From: John De Armond
Subject: Re: Tee into propan line - advice?
Date: Sun, 26 Nov 2006 16:09:58 -0500
On 26 Nov 2006 09:41:53 -0800, "Sheldon" <PENMART01@aol.com> wrote:
>> The advice I am seeking is thus: I'm *not
>> confident* of my luck in being able to cut a
>> chunk out of the horizontal tubing the EXACT size
>> for a tee to be installed and to flare the ends,
>> etc. of two pieces of tubing that are buried and
>> not have it result in a potential leak. Since the
>> horizontal ends to be joined are buried and will
>> not move, it would be darn difficult to get this
>> cut just right.
>> I am thinking of adding a 360 degree loop of
>> tubing to one of the horizontal sides of the tee
>> and using a simple coupler to attach it to rest
>> of the buried line.
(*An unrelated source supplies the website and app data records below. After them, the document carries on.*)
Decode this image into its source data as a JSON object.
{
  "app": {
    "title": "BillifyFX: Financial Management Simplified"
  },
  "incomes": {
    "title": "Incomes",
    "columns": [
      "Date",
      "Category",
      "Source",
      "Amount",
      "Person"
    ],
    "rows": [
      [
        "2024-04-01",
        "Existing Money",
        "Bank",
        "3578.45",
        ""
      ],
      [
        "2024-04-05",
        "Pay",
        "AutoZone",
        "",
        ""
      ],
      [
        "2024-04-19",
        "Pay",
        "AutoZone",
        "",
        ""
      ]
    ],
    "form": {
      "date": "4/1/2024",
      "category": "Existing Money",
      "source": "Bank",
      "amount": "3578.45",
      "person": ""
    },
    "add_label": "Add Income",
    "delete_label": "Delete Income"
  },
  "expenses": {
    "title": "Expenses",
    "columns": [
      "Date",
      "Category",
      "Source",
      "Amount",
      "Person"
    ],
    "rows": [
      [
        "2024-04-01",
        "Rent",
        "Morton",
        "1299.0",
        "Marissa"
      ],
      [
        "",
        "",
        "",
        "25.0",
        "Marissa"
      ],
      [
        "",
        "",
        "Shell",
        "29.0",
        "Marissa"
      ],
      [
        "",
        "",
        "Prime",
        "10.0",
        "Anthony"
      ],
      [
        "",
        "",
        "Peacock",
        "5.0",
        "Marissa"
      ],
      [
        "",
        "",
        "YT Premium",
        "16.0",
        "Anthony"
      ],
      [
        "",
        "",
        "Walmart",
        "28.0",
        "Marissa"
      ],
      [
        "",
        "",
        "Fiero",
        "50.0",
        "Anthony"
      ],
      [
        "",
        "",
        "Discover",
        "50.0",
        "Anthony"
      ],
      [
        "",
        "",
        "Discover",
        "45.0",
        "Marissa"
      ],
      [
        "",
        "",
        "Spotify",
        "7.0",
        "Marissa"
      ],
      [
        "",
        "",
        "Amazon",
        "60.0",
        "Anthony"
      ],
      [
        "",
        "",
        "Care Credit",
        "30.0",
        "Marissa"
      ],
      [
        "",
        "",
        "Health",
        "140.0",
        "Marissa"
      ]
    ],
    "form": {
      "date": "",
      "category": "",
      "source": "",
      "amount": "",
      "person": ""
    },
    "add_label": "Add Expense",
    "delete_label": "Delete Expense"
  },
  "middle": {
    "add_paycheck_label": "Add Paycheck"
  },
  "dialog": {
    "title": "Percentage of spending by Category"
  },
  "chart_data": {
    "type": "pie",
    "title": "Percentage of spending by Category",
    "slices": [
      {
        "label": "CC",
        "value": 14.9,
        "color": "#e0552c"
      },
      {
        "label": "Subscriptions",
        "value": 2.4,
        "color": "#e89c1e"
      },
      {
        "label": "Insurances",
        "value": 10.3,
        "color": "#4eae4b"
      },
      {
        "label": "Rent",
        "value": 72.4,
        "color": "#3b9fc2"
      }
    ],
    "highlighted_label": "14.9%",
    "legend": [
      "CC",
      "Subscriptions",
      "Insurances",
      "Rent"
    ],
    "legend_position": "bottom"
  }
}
I figure the loop will give
>> me the necessary play to make proper, tight
>> Assuming the loop is of the proper diameter, no
>> kinks, and will be buried, is there any reason
>> *NOT* to take this approach?
I don't see any reason not to. In that situation I'd use a sweat
fitting and SilFos (a silver/phosphorus/copper brazing metal used in
refrigeration that requires no flux and little cleaning) rather than
trying to make two flares in tight quarters. SilFos requires enough
heat to make the metal dull red. Two MAPP gas torches do me for
anything up to 1".
If this is rigid copper (unusual) then you can't flare it. It'll
crack first. Even soft copper tubing hardens with age. If you do
decide to flare, anneal each end by heating to red heat before
proceeding. SilFos brazing is sooooo much easier and stronger that
I'd not even think of fooling with flaring in this situation.
Before you get started on this, have you evaluated the line and
upstream regulator's propane capacity to feed both your existing loads
and the generator? You didn't say how long the 1/2" line is but if
there is any length at all involved, it probably won't handle both.
>Bare copper gas line should not be buried... it will develop pin
>holes... you wont even know until you begin to realize that your gas
>usage is appreciating considerably, or you blow up your house (when
>someone passes by with a lit cigarette).
That entirely depends on the soil conditions. Direct burial is the
standard practice around here. The propane companies do it and so do
contractors. I have a buried line here at my cabin that's 30+ years
old and in perfect condition.